At first glance, the observation of Robredo appears logical. Human rights advocates are sounding the alarm to the extent that they are filing a case against Duterte in the Criminal Court of Justice. International observers, too, are complaining there is too much killing in the country that it must stop or else certain economic gains in the form of foreign aids will be cut. In the light of this pressure, the President is supposed to relent. If it were a chess match, his move is to take the bait and compromise his position by taking a more defensive stance. On second thought, the Vice President must be politicking.
Good thing Duterete isn’t biting. He is not taking the queen’s gambit. Why should he? His anti-drug program is right on track as proven by the survey conducted by Pulse Asia showing that 81 percent of Filipinos have expressed their satisfaction over it. Consequently, the Philippine National Police came up with a data showing the index crimes such as robberies, theft, snatching, homicide, and the like have dramatically declined. People feel safer and are more confident about their well-being. There are lesser barangays that are contaminated by drugs with residents devoting themselves into useful endeavors rather than sniffing shabu. They know that Duterte means business and when he says that the days of the pushers and the users are numbered, he means it.

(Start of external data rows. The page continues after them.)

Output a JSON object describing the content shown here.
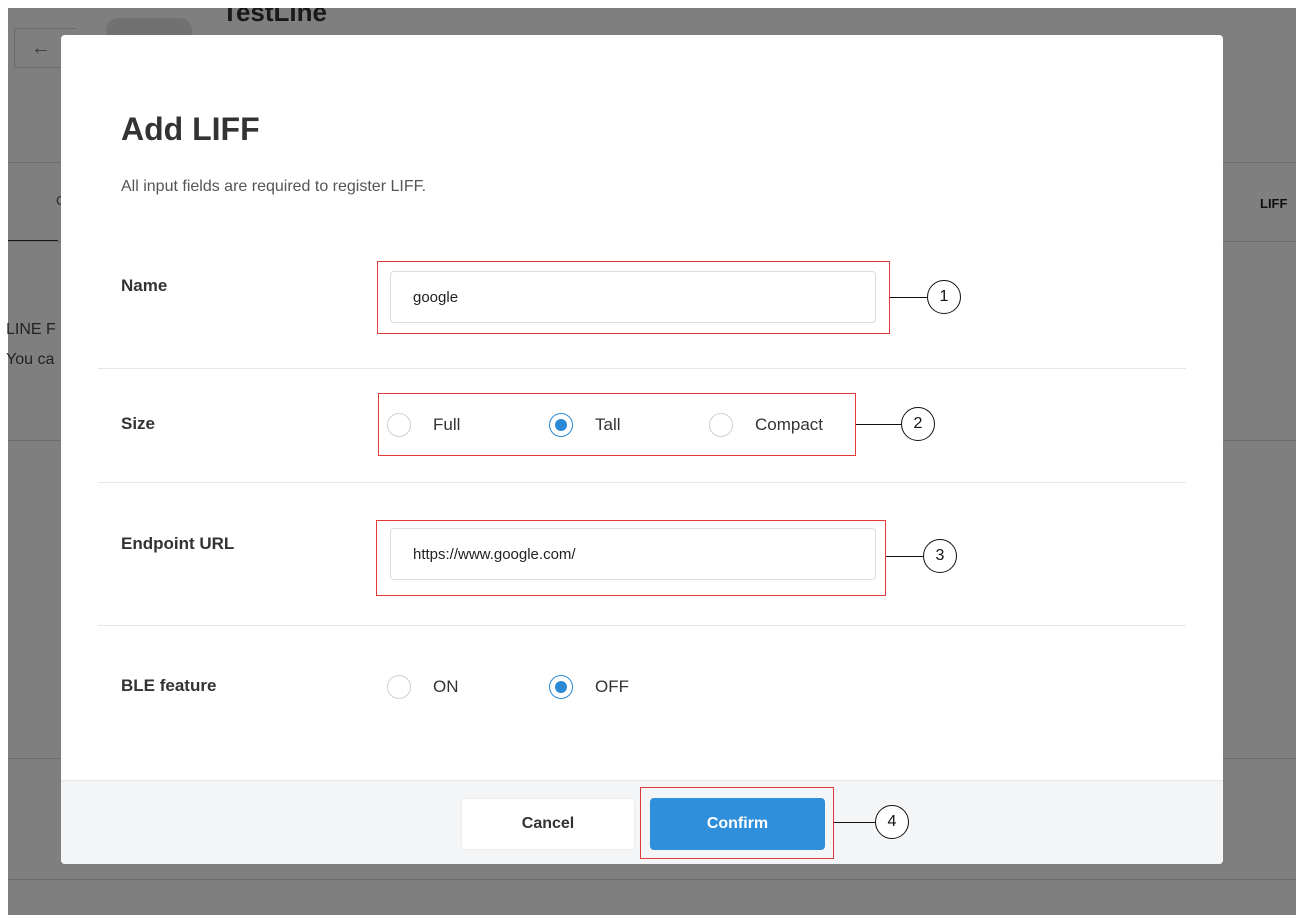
{
  "background": {
    "back_icon": "←",
    "channel_title": "TestLine",
    "tab_partial": "C",
    "tab_liff_partial": "LIFF",
    "text_line1": "LINE F",
    "text_line2": "You ca"
  },
  "modal": {
    "title": "Add LIFF",
    "subtitle": "All input fields are required to register LIFF.",
    "name": {
      "label": "Name",
      "value": "google"
    },
    "size": {
      "label": "Size",
      "options": [
        {
          "label": "Full",
          "checked": false
        },
        {
          "label": "Tall",
          "checked": true
        },
        {
          "label": "Compact",
          "checked": false
        }
      ]
    },
    "endpoint": {
      "label": "Endpoint URL",
      "value": "https://www.google.com/"
    },
    "ble": {
      "label": "BLE feature",
      "options": [
        {
          "label": "ON",
          "checked": false
        },
        {
          "label": "OFF",
          "checked": true
        }
      ]
    },
    "footer": {
      "cancel_label": "Cancel",
      "confirm_label": "Confirm"
    }
  },
  "annotations": [
    "1",
    "2",
    "3",
    "4"
  ],
  "colors": {
    "accent": "#2f8fda",
    "annotation_border": "#e23a3a",
    "overlay": "rgba(0,0,0,0.5)"
  }
}
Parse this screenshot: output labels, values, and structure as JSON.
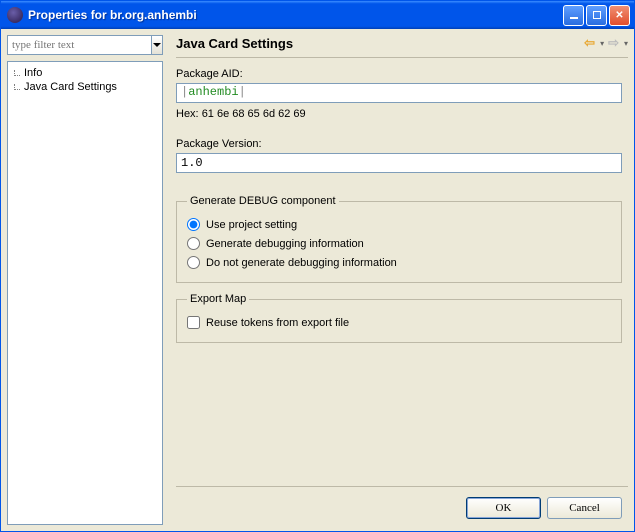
{
  "window": {
    "title": "Properties for br.org.anhembi"
  },
  "sidebar": {
    "filter_placeholder": "type filter text",
    "items": [
      {
        "label": "Info"
      },
      {
        "label": "Java Card Settings"
      }
    ]
  },
  "page": {
    "title": "Java Card Settings",
    "package_aid_label": "Package AID:",
    "package_aid_prefix": "|",
    "package_aid_value": "anhembi",
    "package_aid_suffix": "|",
    "hex_label": "Hex:",
    "hex_value": "61 6e 68 65 6d 62 69",
    "package_version_label": "Package Version:",
    "package_version_value": "1.0",
    "debug_group_title": "Generate DEBUG component",
    "debug_options": [
      {
        "label": "Use project setting",
        "selected": true
      },
      {
        "label": "Generate debugging information",
        "selected": false
      },
      {
        "label": "Do not generate debugging information",
        "selected": false
      }
    ],
    "export_group_title": "Export Map",
    "export_reuse_label": "Reuse tokens from export file",
    "export_reuse_checked": false
  },
  "buttons": {
    "ok": "OK",
    "cancel": "Cancel"
  }
}
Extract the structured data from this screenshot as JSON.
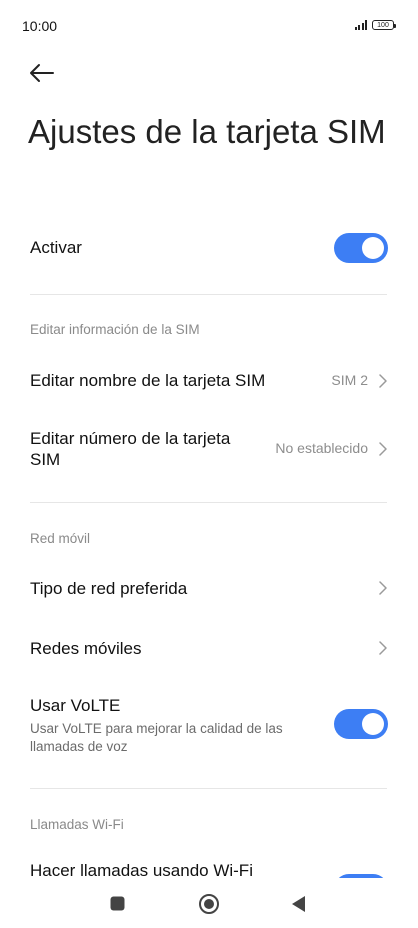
{
  "status_bar": {
    "time": "10:00",
    "battery": "100"
  },
  "page": {
    "title": "Ajustes de la tarjeta SIM"
  },
  "activate": {
    "label": "Activar",
    "enabled": true
  },
  "sections": {
    "sim_info": {
      "header": "Editar información de la SIM",
      "items": [
        {
          "label": "Editar nombre de la tarjeta SIM",
          "value": "SIM 2"
        },
        {
          "label": "Editar número de la tarjeta SIM",
          "value": "No establecido"
        }
      ]
    },
    "mobile_network": {
      "header": "Red móvil",
      "items": [
        {
          "label": "Tipo de red preferida"
        },
        {
          "label": "Redes móviles"
        }
      ],
      "volte": {
        "label": "Usar VoLTE",
        "description": "Usar VoLTE para mejorar la calidad de las llamadas de voz",
        "enabled": true
      }
    },
    "wifi_calls": {
      "header": "Llamadas Wi-Fi",
      "item": {
        "label": "Hacer llamadas usando Wi-Fi",
        "enabled": true
      }
    }
  },
  "nav_bar": {
    "buttons": [
      "recents-icon",
      "home-icon",
      "back-icon"
    ]
  },
  "colors": {
    "accent": "#3d7ef4",
    "divider": "#e6e6e6",
    "secondary_text": "#8d8d8d"
  }
}
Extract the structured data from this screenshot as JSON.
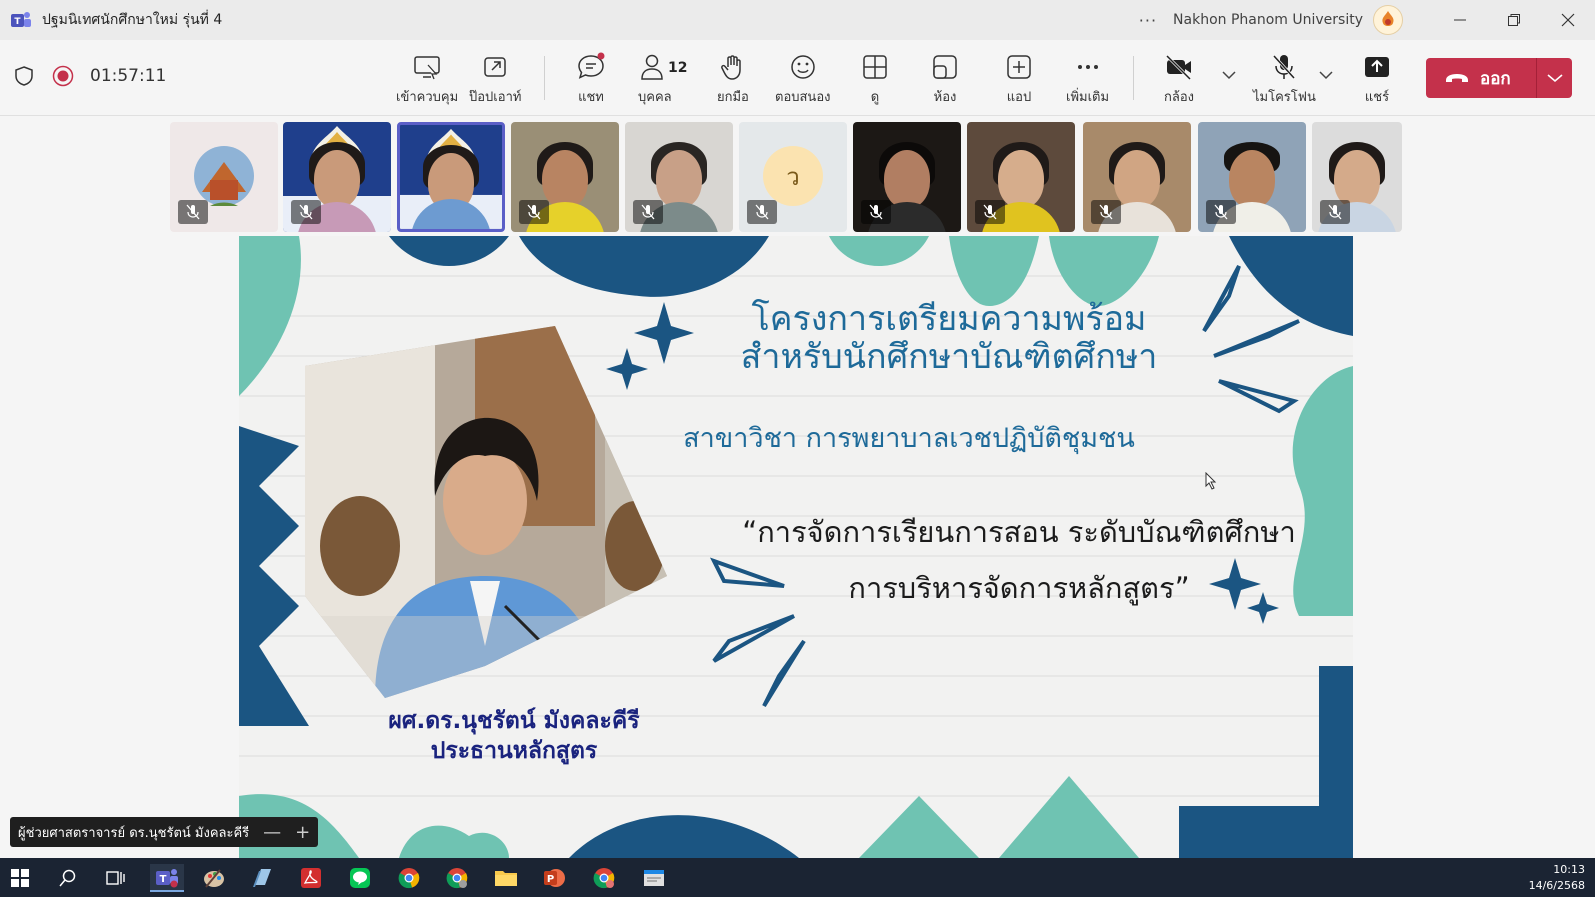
{
  "window": {
    "title": "ปฐมนิเทศนักศึกษาใหม่ รุ่นที่ 4",
    "more": "···",
    "org": "Nakhon Phanom University"
  },
  "toolbar": {
    "timer": "01:57:11",
    "tools": [
      {
        "name": "control",
        "label": "เข้าควบคุม"
      },
      {
        "name": "popout",
        "label": "ป๊อปเอาท์"
      },
      {
        "name": "chat",
        "label": "แชท"
      },
      {
        "name": "people",
        "label": "บุคคล",
        "count": "12"
      },
      {
        "name": "raise-hand",
        "label": "ยกมือ"
      },
      {
        "name": "react",
        "label": "ตอบสนอง"
      },
      {
        "name": "view",
        "label": "ดู"
      },
      {
        "name": "rooms",
        "label": "ห้อง"
      },
      {
        "name": "apps",
        "label": "แอป"
      },
      {
        "name": "more",
        "label": "เพิ่มเติม"
      },
      {
        "name": "camera",
        "label": "กล้อง"
      },
      {
        "name": "mic",
        "label": "ไมโครโฟน"
      },
      {
        "name": "share",
        "label": "แชร์"
      }
    ],
    "leave_label": "ออก"
  },
  "participants": [
    {
      "kind": "temple"
    },
    {
      "kind": "logo"
    },
    {
      "kind": "logo"
    },
    {
      "kind": "person"
    },
    {
      "kind": "person"
    },
    {
      "kind": "initial",
      "initial": "ว"
    },
    {
      "kind": "person"
    },
    {
      "kind": "person"
    },
    {
      "kind": "person"
    },
    {
      "kind": "person"
    },
    {
      "kind": "person"
    }
  ],
  "slide": {
    "title_line1": "โครงการเตรียมความพร้อม",
    "title_line2": "สำหรับนักศึกษาบัณฑิตศึกษา",
    "program": "สาขาวิชา การพยาบาลเวชปฏิบัติชุมชน",
    "topic_line1": "“การจัดการเรียนการสอน ระดับบัณฑิตศึกษา",
    "topic_line2": "การบริหารจัดการหลักสูตร”",
    "speaker_line1": "ผศ.ดร.นุชรัตน์ มังคละคีรี",
    "speaker_line2": "ประธานหลักสูตร"
  },
  "speaker_tag": {
    "name": "ผู้ช่วยศาสตราจารย์ ดร.นุชรัตน์ มังคละคีรี",
    "zoom_out": "—",
    "zoom_in": "+"
  },
  "taskbar": {
    "time": "10:13",
    "date": "14/6/2568"
  },
  "colors": {
    "accent": "#5b5fc7",
    "leave": "#c4314b",
    "slide_navy": "#1b5582",
    "slide_teal": "#6fc3b2"
  }
}
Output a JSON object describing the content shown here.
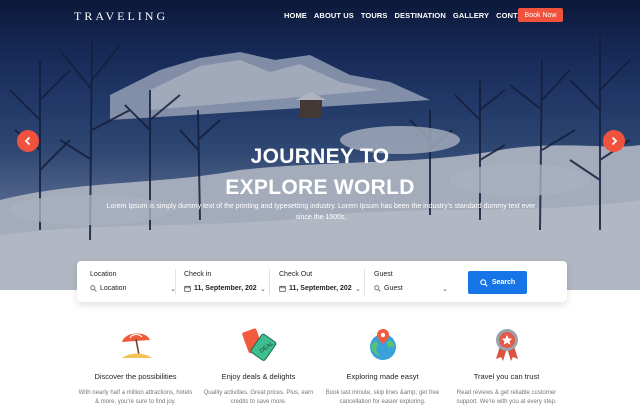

Hence, what is there to “tweak?” This word that was used by the Vice President is so general that even those who want to side with her are at a loss. What precisely does she mean and how will the “tweaking” be implemented? The problem with Robredo’s suggestion is that even she does not know what she is talking about. It is obvious.
No sooner than she made the impression that the anti-drug policy of the President needs
“tweaking” that the position of the anti-drug czar was offered to her – not only once but several times. Good move. If she feels that the government is failing and that she has the solution, it is her patriotic and sworn duty to remedy the problem and impose her own will by showing the Filipinos that her “tweaking” works. But no. She refused saying that the failure of the administration should not be passed on to her. She is like Pontious Pilate who found Jesus guilty yet washed his hands clean of his impending death.
The queen’s gambit failed. Robredo’s sacrifice back-fired on her and her Liberal Party. Already, both are reeling from the people’s backlash because of their incessant talking without any firm policy to back it up. History has judged them. Have they not suffered a zero in the last election?
Well, as for their queen, she is in the worst position in her young political career. If she accepts her appointment as the anti-drug czar, she probably cannot approximate what Duterte has achieved so far. If she refuses, she will be looked upon as a blabber with no direction who is better off by shutting her mouth than being a vocal critic of the administration.